I don’t think he’ll find a knife to match his rigid expectations.
I also had a fellow with an absolutely beautiful damascus knife that he wanted to sell. I don’t have a picture of it, but let’s give words a try.
It had a shape similar to a Gurkha Kukri made from 250-some fold damascus steel. The damascus had strong lines and formed a raindrop pattern. The blade edge was split into front and back edges by a decorative structure resembling a single 3 inch row of corn kernels still on the cob.
It only took one look to realize that it was a classic wall hanging, ‘barbeque knife’ for the man cave. My seller confided in me, when I indicated that as much as I liked the knife it wasn’t right for me, that he was in a financial bind. He just bought a gun and owed his buddy 80 bucks. Still, there wasn’t a maker’s mark or name stamp on the knife and it just looked too good. I knew that even for 80 bucks, it might take years to find the right buyer.
Did I miss the bargain of the show? Did someone sell everything they had to buy this pearl of great price? I don’t know. But I doubt it.
Monday, November 12, 2012
I expected the first gun show after the election to be a crazy place. I’ve heard stories of people rushing in to buy ammo with two-wheel trucks following the first election of President Obama.
Heck, I’ve heard of people buying ammo for guns they don’t have. I guess they anticipated either all ammo sales would dry up and they could find the right gun later or they were already planning to buy the appropriate gun. Who knows? Maybe they planned on using it as trading wampum following the zombie apocalypse.
I didn’t see the frenzy this time. Either people are still overstocked from the pre-election feeding frenzy or this election hasn’t alarmed them as much.
What I did see was a lot of was knife sales. Used, new or collector, they were all there. I seldom buy used knives. For one, most people want back what they paid for it. I can’t do that. Many of my sales are impulse buys. It’s a new knife; you haven’t seen it before and it beckons to you. Unlike Ulysses, the songs of the Sirens prove too much and a purchase is made. Well, it’s not quite that pleasant but impulse buys are a big part of my business.
Older knives almost always need to be marked down to sell. It may surprise you, but I am in business to make a profit. If I pay you top dollar, I can’t sell the knife.
Collectables are another story.
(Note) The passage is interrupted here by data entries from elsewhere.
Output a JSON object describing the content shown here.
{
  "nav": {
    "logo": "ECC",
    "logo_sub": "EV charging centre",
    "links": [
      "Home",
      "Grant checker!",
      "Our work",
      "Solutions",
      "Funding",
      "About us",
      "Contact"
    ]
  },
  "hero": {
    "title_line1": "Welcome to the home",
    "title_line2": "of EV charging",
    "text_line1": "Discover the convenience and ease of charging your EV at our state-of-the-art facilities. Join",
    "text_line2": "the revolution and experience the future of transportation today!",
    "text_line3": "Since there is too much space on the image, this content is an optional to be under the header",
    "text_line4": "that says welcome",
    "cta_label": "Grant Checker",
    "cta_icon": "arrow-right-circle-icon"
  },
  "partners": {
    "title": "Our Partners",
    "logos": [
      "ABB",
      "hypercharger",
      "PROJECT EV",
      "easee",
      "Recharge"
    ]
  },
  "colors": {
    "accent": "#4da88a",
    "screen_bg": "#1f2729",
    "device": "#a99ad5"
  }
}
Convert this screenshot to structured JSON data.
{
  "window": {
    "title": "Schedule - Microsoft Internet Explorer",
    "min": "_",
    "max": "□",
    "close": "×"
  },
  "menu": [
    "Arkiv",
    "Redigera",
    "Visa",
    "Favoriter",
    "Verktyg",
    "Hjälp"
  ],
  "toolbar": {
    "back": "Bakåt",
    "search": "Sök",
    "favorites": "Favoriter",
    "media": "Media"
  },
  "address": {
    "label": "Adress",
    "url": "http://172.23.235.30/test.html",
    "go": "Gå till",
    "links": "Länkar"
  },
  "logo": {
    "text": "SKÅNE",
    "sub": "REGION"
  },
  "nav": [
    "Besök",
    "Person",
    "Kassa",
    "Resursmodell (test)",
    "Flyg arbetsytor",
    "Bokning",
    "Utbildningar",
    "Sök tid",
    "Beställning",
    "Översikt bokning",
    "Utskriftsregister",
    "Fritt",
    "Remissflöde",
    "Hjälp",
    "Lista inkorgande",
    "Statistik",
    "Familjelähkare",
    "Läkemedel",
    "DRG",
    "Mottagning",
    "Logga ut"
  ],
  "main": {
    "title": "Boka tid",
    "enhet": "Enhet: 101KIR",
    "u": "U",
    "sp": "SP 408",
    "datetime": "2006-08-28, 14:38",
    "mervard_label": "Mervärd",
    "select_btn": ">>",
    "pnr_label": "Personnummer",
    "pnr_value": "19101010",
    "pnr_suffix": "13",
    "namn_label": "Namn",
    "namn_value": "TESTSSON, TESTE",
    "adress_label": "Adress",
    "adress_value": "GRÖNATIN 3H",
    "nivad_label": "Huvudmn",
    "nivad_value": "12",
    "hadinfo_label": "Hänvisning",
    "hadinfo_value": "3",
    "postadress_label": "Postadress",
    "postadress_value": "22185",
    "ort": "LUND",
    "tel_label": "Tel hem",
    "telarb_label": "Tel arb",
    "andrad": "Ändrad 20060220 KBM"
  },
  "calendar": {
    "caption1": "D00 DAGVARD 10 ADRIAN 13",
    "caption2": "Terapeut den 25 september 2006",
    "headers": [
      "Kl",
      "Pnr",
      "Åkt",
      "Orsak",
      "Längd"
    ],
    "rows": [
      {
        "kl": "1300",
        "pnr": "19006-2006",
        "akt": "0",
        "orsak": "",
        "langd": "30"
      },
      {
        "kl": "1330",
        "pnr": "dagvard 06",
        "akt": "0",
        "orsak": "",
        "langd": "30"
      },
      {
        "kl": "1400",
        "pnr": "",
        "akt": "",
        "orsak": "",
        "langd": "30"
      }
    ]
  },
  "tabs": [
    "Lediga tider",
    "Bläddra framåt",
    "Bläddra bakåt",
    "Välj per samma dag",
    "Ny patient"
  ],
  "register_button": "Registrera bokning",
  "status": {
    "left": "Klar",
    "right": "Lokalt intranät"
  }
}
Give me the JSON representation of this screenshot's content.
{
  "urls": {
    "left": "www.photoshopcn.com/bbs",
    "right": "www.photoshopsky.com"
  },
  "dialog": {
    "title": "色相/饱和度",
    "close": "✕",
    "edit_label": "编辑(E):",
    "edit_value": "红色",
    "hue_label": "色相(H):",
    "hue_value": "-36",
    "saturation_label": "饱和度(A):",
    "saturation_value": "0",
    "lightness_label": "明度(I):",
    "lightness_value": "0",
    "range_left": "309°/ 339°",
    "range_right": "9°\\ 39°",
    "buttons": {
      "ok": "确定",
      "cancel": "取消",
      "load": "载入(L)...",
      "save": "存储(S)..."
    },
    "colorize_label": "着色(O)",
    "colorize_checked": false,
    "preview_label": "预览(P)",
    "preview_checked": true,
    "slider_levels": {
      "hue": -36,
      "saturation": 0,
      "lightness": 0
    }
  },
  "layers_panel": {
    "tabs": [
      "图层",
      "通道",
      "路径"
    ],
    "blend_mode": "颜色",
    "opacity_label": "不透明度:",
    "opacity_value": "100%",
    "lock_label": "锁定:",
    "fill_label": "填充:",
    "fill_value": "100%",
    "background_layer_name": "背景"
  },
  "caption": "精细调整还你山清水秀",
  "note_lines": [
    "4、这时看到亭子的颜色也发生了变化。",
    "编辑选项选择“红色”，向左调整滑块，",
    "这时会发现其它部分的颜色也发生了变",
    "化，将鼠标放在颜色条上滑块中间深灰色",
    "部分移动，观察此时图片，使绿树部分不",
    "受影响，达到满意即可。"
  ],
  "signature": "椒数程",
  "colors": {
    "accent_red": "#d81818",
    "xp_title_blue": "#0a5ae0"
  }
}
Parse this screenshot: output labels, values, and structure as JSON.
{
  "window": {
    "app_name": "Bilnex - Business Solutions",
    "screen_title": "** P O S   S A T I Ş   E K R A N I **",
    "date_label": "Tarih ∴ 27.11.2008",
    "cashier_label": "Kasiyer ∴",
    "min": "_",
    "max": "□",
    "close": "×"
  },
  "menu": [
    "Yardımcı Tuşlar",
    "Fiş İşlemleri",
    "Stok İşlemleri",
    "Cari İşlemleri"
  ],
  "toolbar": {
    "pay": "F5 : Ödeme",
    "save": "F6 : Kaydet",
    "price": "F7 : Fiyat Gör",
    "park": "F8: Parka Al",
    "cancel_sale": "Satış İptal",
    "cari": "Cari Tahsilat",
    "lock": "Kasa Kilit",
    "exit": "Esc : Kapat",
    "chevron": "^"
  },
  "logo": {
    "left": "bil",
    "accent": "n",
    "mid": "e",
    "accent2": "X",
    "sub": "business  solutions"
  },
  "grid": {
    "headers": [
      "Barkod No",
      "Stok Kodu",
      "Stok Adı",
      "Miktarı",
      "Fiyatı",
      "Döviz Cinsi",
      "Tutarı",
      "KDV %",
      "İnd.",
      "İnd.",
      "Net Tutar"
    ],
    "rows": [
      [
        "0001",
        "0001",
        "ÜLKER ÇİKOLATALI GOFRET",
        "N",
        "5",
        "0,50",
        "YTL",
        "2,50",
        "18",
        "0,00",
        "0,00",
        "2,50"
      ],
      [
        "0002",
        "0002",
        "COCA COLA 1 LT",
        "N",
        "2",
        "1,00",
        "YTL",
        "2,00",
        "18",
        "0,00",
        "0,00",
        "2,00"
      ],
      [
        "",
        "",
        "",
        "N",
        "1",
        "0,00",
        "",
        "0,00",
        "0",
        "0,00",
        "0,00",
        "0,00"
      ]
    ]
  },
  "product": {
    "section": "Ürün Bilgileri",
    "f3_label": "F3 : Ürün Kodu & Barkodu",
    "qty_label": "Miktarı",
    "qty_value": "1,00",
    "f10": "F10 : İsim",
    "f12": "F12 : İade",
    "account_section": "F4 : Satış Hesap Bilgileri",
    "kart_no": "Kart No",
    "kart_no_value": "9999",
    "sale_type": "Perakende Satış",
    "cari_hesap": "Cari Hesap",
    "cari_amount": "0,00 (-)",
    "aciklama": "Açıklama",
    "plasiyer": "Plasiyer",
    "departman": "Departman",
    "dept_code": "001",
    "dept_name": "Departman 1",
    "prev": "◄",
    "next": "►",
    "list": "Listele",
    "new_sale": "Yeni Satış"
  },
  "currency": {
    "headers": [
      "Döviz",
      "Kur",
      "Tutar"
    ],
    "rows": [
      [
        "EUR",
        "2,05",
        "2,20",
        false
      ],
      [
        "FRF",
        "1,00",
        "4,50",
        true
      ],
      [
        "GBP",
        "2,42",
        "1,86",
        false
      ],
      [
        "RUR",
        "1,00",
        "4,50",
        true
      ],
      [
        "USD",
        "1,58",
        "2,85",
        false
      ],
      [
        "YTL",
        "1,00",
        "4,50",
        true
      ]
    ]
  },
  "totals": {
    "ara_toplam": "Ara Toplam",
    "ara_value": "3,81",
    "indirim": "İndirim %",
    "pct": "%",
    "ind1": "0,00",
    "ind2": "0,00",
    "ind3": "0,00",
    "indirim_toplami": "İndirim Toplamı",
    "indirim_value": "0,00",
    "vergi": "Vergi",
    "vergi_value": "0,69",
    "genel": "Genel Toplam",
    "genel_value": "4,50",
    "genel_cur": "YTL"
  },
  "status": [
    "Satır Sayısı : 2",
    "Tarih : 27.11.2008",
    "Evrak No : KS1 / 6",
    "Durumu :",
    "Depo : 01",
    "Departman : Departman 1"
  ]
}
Many of them are too valuable, or rather too expensive to buy at “market price.” I can’t buy your collectable at market price if I want to make some small but fair profit.
|The collectable Randall knife|
You bought it for the pride of ownership, for the status, for the physical appeal and maybe for the investment. I have to speculate the market will remain hard long enough for me to get my money out of it.
I did run into one fellow who wanted to sell a knife, so he claimed, made by Kershaw. It was some sort of “collectable” but he left the knife at home. Instead he brought a crappy picture of the knife which he displayed on a smart phone screen.
Not interested – Pass!
I also had a person ask me why Benchmades are so expensive. I’m not sure how to answer that. The big question is why do things cost what they do?
That’s a cosmic question. It deals with how we value things and the sliding scale we use to trade hours of our work for hours of someone else’s work. Honestly, in the face of that question I’m often at a loss for words. Can I explain our economic model to him? I don’t fully understand it myself and I’m in it, like most of you.